**WHAT IS REQUIRED**
Within these entries, which lines include the string "JSON"? Copy each one.

**Recorded data**
——————

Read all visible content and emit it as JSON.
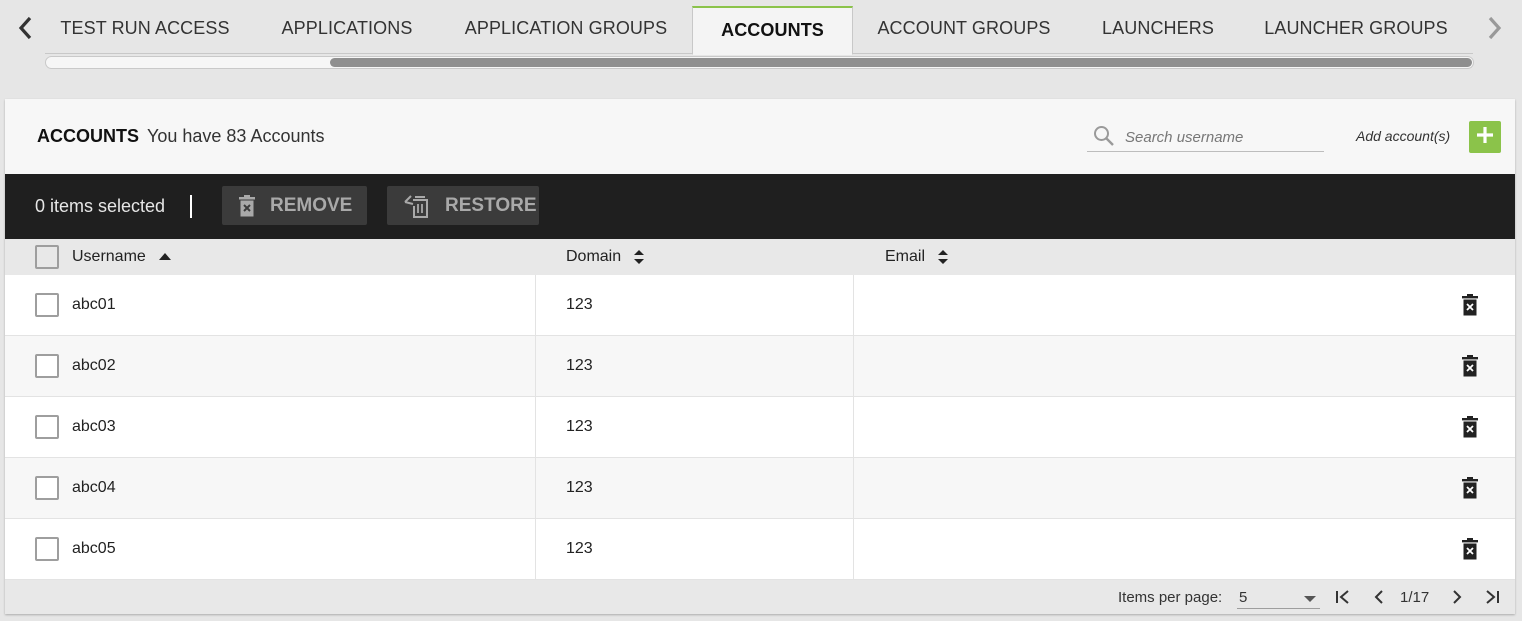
{
  "tabs": [
    {
      "label": "TEST RUN ACCESS"
    },
    {
      "label": "APPLICATIONS"
    },
    {
      "label": "APPLICATION GROUPS"
    },
    {
      "label": "ACCOUNTS",
      "active": true
    },
    {
      "label": "ACCOUNT GROUPS"
    },
    {
      "label": "LAUNCHERS"
    },
    {
      "label": "LAUNCHER GROUPS"
    }
  ],
  "header": {
    "title": "ACCOUNTS",
    "subtitle": "You have 83 Accounts",
    "search_placeholder": "Search username",
    "search_value": "",
    "add_label": "Add account(s)"
  },
  "toolbar": {
    "selected_text": "0 items selected",
    "remove_label": "REMOVE",
    "restore_label": "RESTORE"
  },
  "table": {
    "columns": [
      "Username",
      "Domain",
      "Email"
    ],
    "sort": {
      "column": "Username",
      "direction": "ascending"
    },
    "rows": [
      {
        "username": "abc01",
        "domain": "123",
        "email": ""
      },
      {
        "username": "abc02",
        "domain": "123",
        "email": ""
      },
      {
        "username": "abc03",
        "domain": "123",
        "email": ""
      },
      {
        "username": "abc04",
        "domain": "123",
        "email": ""
      },
      {
        "username": "abc05",
        "domain": "123",
        "email": ""
      }
    ]
  },
  "pagination": {
    "items_per_page_label": "Items per page:",
    "items_per_page": "5",
    "page_indicator": "1/17"
  },
  "colors": {
    "accent": "#8bc34a",
    "toolbar_bg": "#1f1f1f"
  },
  "icons": {
    "prev_tab": "chevron-left-icon",
    "next_tab": "chevron-right-icon",
    "search": "search-icon",
    "add": "plus-icon",
    "remove": "trash-icon",
    "restore": "restore-icon",
    "row_delete": "trash-icon"
  }
}
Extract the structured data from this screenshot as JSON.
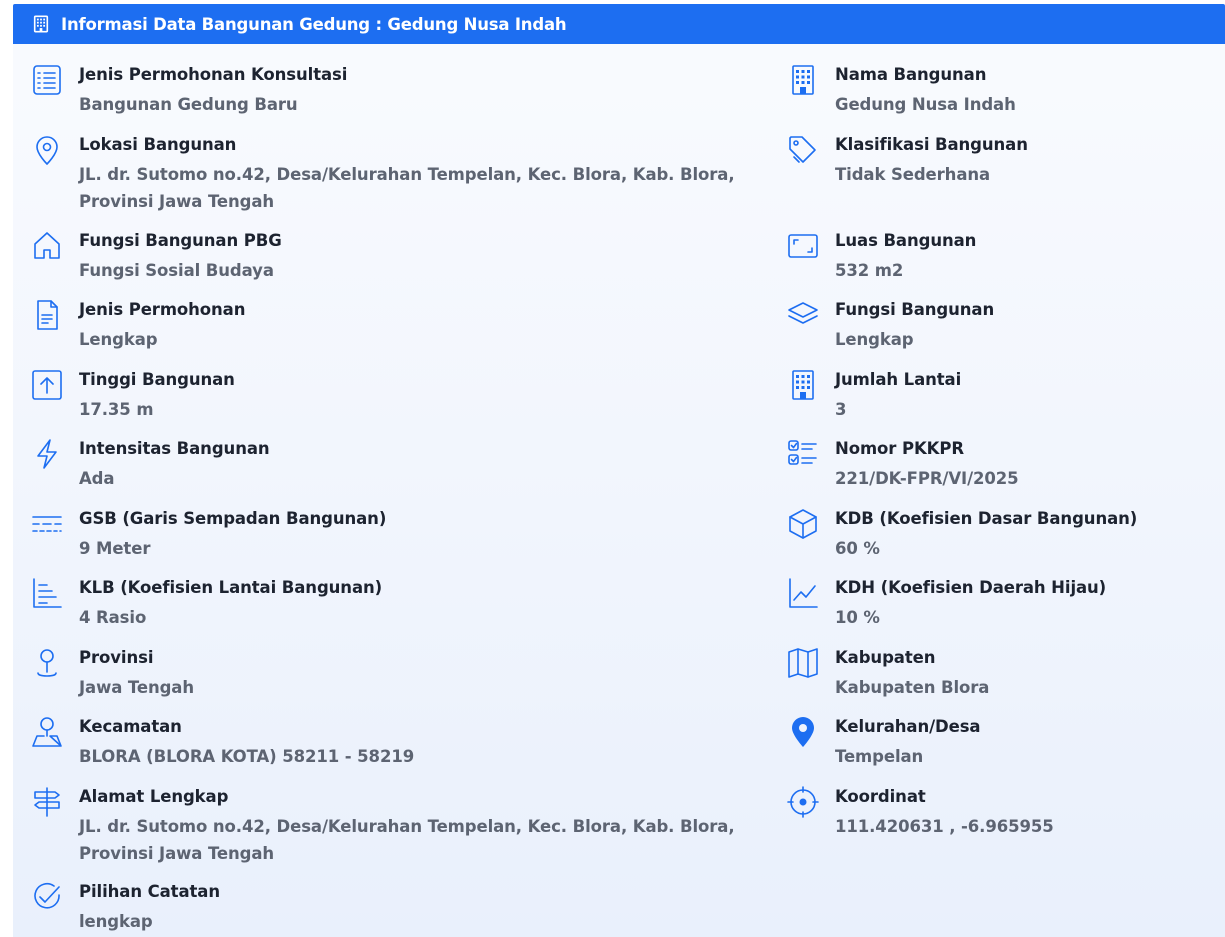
{
  "header": {
    "title": "Informasi Data Bangunan Gedung : Gedung Nusa Indah",
    "icon": "building-icon"
  },
  "colors": {
    "accent": "#1d6ef1",
    "label": "#1d2330",
    "value": "#5d6472"
  },
  "left": [
    {
      "label": "Jenis Permohonan Konsultasi",
      "value": "Bangunan Gedung Baru",
      "icon": "list-icon"
    },
    {
      "label": "Lokasi Bangunan",
      "value": "JL. dr. Sutomo no.42, Desa/Kelurahan Tempelan, Kec. Blora, Kab. Blora, Provinsi Jawa Tengah",
      "icon": "location-pin-icon"
    },
    {
      "label": "Fungsi Bangunan PBG",
      "value": "Fungsi Sosial Budaya",
      "icon": "home-icon"
    },
    {
      "label": "Jenis Permohonan",
      "value": "Lengkap",
      "icon": "document-icon"
    },
    {
      "label": "Tinggi Bangunan",
      "value": "17.35 m",
      "icon": "arrow-up-box-icon"
    },
    {
      "label": "Intensitas Bangunan",
      "value": "Ada",
      "icon": "lightning-icon"
    },
    {
      "label": "GSB (Garis Sempadan Bangunan)",
      "value": "9 Meter",
      "icon": "dashed-lines-icon"
    },
    {
      "label": "KLB (Koefisien Lantai Bangunan)",
      "value": "4 Rasio",
      "icon": "bar-steps-icon"
    },
    {
      "label": "Provinsi",
      "value": "Jawa Tengah",
      "icon": "map-marker-icon"
    },
    {
      "label": "Kecamatan",
      "value": "BLORA (BLORA KOTA) 58211 - 58219",
      "icon": "person-location-icon"
    },
    {
      "label": "Alamat Lengkap",
      "value": "JL. dr. Sutomo no.42, Desa/Kelurahan Tempelan, Kec. Blora, Kab. Blora, Provinsi Jawa Tengah",
      "icon": "signpost-icon"
    },
    {
      "label": "Pilihan Catatan",
      "value": "lengkap",
      "icon": "check-circle-icon"
    }
  ],
  "right": [
    {
      "label": "Nama Bangunan",
      "value": "Gedung Nusa Indah",
      "icon": "building-icon"
    },
    {
      "label": "Klasifikasi Bangunan",
      "value": "Tidak Sederhana",
      "icon": "tags-icon"
    },
    {
      "label": "Luas Bangunan",
      "value": "532 m2",
      "icon": "area-frame-icon"
    },
    {
      "label": "Fungsi Bangunan",
      "value": "Lengkap",
      "icon": "layers-icon"
    },
    {
      "label": "Jumlah Lantai",
      "value": "3",
      "icon": "building-icon"
    },
    {
      "label": "Nomor PKKPR",
      "value": "221/DK-FPR/VI/2025",
      "icon": "checklist-icon"
    },
    {
      "label": "KDB (Koefisien Dasar Bangunan)",
      "value": "60 %",
      "icon": "cube-icon"
    },
    {
      "label": "KDH (Koefisien Daerah Hijau)",
      "value": "10 %",
      "icon": "line-chart-icon"
    },
    {
      "label": "Kabupaten",
      "value": "Kabupaten Blora",
      "icon": "map-icon"
    },
    {
      "label": "Kelurahan/Desa",
      "value": "Tempelan",
      "icon": "filled-pin-icon"
    },
    {
      "label": "Koordinat",
      "value": "111.420631 , -6.965955",
      "icon": "crosshair-icon"
    }
  ]
}
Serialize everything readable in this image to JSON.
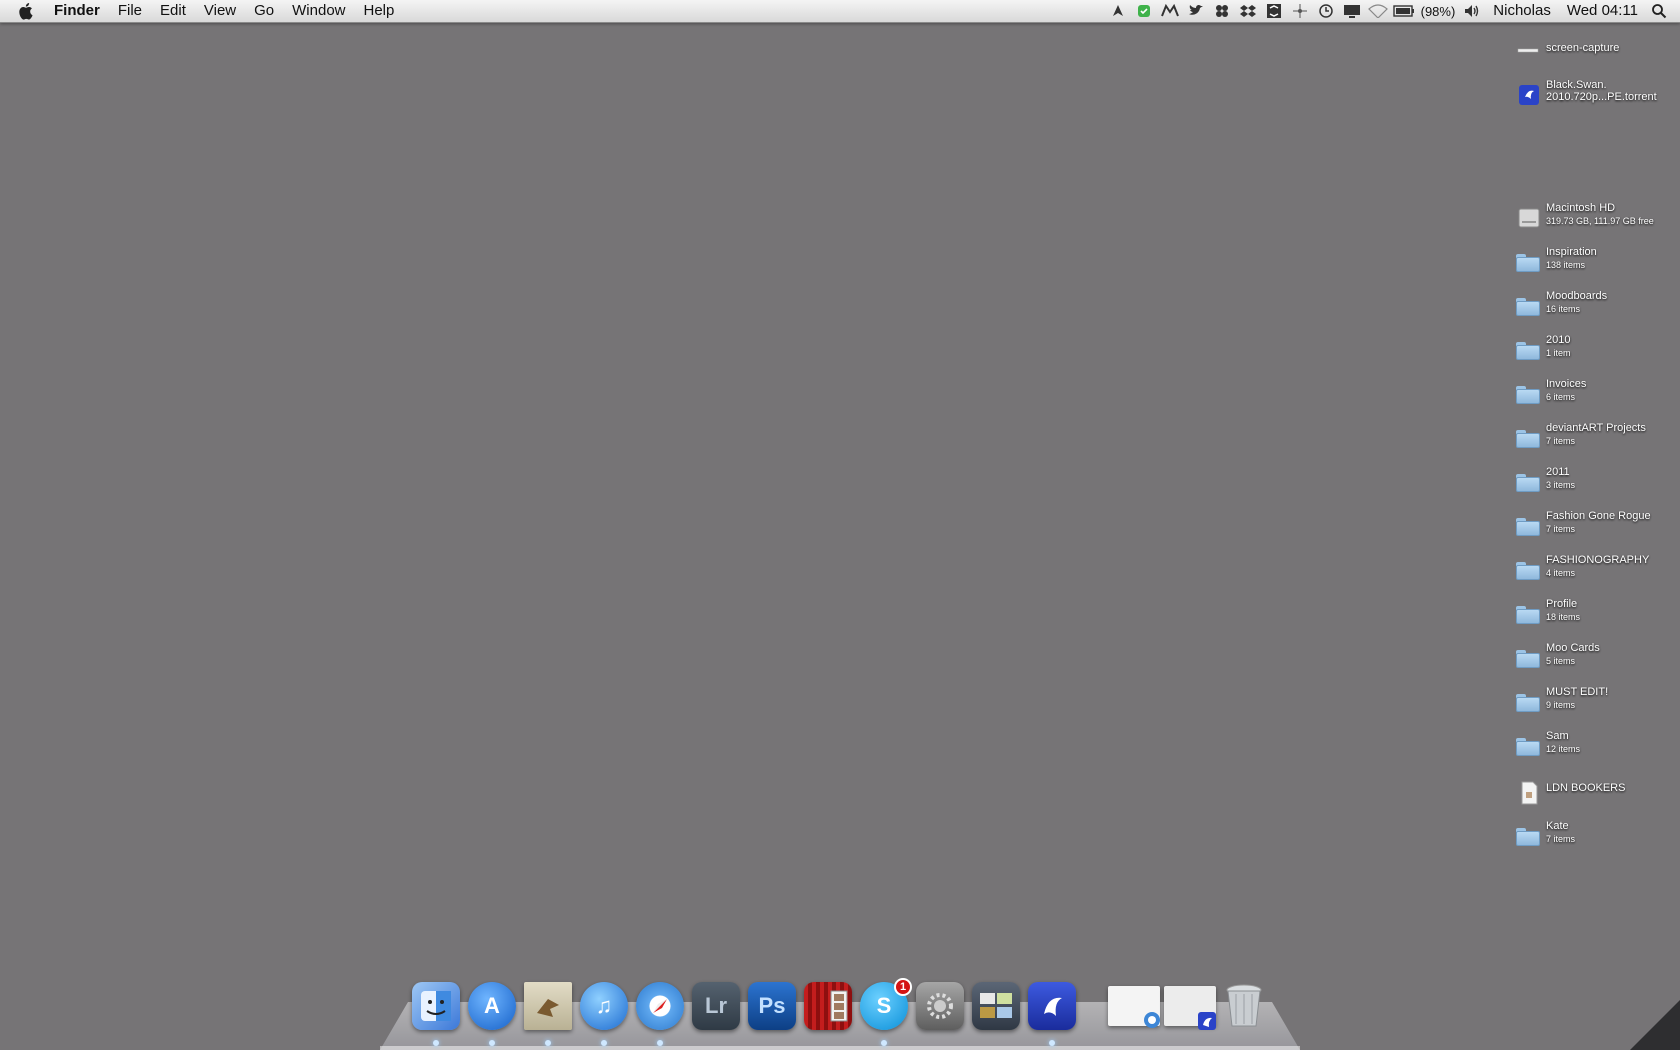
{
  "menubar": {
    "app_name": "Finder",
    "menus": [
      "File",
      "Edit",
      "View",
      "Go",
      "Window",
      "Help"
    ],
    "status_icons": [
      "growl-icon",
      "evernote-icon",
      "bluetooth-like-icon",
      "twitter-bird-icon",
      "cloud-app-icon",
      "dropbox-icon",
      "caffeine-icon",
      "activity-icon",
      "timemachine-icon",
      "display-icon",
      "wifi-icon",
      "battery-icon",
      "volume-icon"
    ],
    "battery_percent": "(98%)",
    "user": "Nicholas",
    "clock": "Wed 04:11"
  },
  "desktop": {
    "items": [
      {
        "name": "screen-capture",
        "sub": "",
        "icon": "screen-capture-icon"
      },
      {
        "name": "Black.Swan.",
        "name2": "2010.720p...PE.torrent",
        "sub": "",
        "icon": "torrent-file-icon"
      },
      {
        "name": "Macintosh HD",
        "sub": "319.73 GB, 111.97 GB free",
        "icon": "hard-drive-icon"
      },
      {
        "name": "Inspiration",
        "sub": "138 items",
        "icon": "folder-icon"
      },
      {
        "name": "Moodboards",
        "sub": "16 items",
        "icon": "folder-icon"
      },
      {
        "name": "2010",
        "sub": "1 item",
        "icon": "folder-icon"
      },
      {
        "name": "Invoices",
        "sub": "6 items",
        "icon": "folder-icon"
      },
      {
        "name": "deviantART Projects",
        "sub": "7 items",
        "icon": "folder-icon"
      },
      {
        "name": "2011",
        "sub": "3 items",
        "icon": "folder-icon"
      },
      {
        "name": "Fashion Gone Rogue",
        "sub": "7 items",
        "icon": "folder-icon"
      },
      {
        "name": "FASHIONOGRAPHY",
        "sub": "4 items",
        "icon": "folder-icon"
      },
      {
        "name": "Profile",
        "sub": "18 items",
        "icon": "folder-icon"
      },
      {
        "name": "Moo Cards",
        "sub": "5 items",
        "icon": "folder-icon"
      },
      {
        "name": "MUST EDIT!",
        "sub": "9 items",
        "icon": "folder-icon"
      },
      {
        "name": "Sam",
        "sub": "12 items",
        "icon": "folder-icon"
      },
      {
        "name": "LDN BOOKERS",
        "sub": "",
        "icon": "document-icon"
      },
      {
        "name": "Kate",
        "sub": "7 items",
        "icon": "folder-icon"
      }
    ]
  },
  "dock": {
    "apps": [
      {
        "icon": "finder-icon",
        "label": "",
        "color": "#5a8fe0"
      },
      {
        "icon": "app-store-icon",
        "label": "A",
        "color": "#2f7ee0"
      },
      {
        "icon": "mail-icon",
        "label": "",
        "color": "#c9c2a8"
      },
      {
        "icon": "itunes-icon",
        "label": "♫",
        "color": "#3a8ad6"
      },
      {
        "icon": "safari-icon",
        "label": "",
        "color": "#4a9be0"
      },
      {
        "icon": "lightroom-icon",
        "label": "Lr",
        "color": "#3b4a5a"
      },
      {
        "icon": "photoshop-icon",
        "label": "Ps",
        "color": "#1a5aa8"
      },
      {
        "icon": "photo-booth-icon",
        "label": "",
        "color": "#b31919"
      },
      {
        "icon": "skype-icon",
        "label": "S",
        "color": "#1ea5e6",
        "badge": "1"
      },
      {
        "icon": "system-preferences-icon",
        "label": "",
        "color": "#8c8c8c"
      },
      {
        "icon": "mission-control-icon",
        "label": "",
        "color": "#4a5462"
      },
      {
        "icon": "transmission-icon",
        "label": "",
        "color": "#2a43c8"
      },
      {
        "icon": "minimized-safari-window-icon",
        "label": "",
        "color": "#f2f2f2"
      },
      {
        "icon": "minimized-torrent-window-icon",
        "label": "",
        "color": "#e8e8e8"
      },
      {
        "icon": "trash-icon",
        "label": "",
        "color": "#b8bcc0"
      }
    ]
  }
}
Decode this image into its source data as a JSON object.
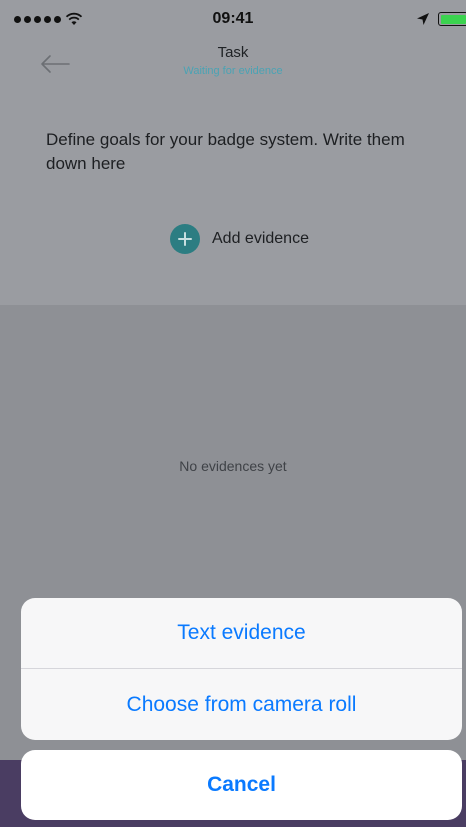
{
  "status_bar": {
    "time": "09:41",
    "icons": [
      "signal-icon",
      "wifi-icon",
      "location-icon",
      "battery-icon"
    ]
  },
  "nav": {
    "back_icon": "arrow-left-icon",
    "title": "Task",
    "subtitle": "Waiting for evidence"
  },
  "task": {
    "description": "Define goals for your badge system. Write them down here"
  },
  "add_evidence": {
    "icon": "plus-circle-icon",
    "label": "Add evidence"
  },
  "evidence_list": {
    "empty_text": "No evidences yet"
  },
  "action_sheet": {
    "items": [
      {
        "label": "Text evidence"
      },
      {
        "label": "Choose from camera roll"
      }
    ],
    "cancel_label": "Cancel"
  },
  "colors": {
    "action_blue": "#0a7aff",
    "subtitle_teal": "#4aa3b4",
    "add_icon_teal": "#2c7d82",
    "bottom_bar_purple": "#4a3d62",
    "battery_green": "#3bd34f"
  }
}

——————

**SOLUTION**
Read all visible content and emit it as JSON.
Extract the structured data from this screenshot as JSON.
Serialize everything readable in this image to JSON.
Decode this image into its source data as a JSON object.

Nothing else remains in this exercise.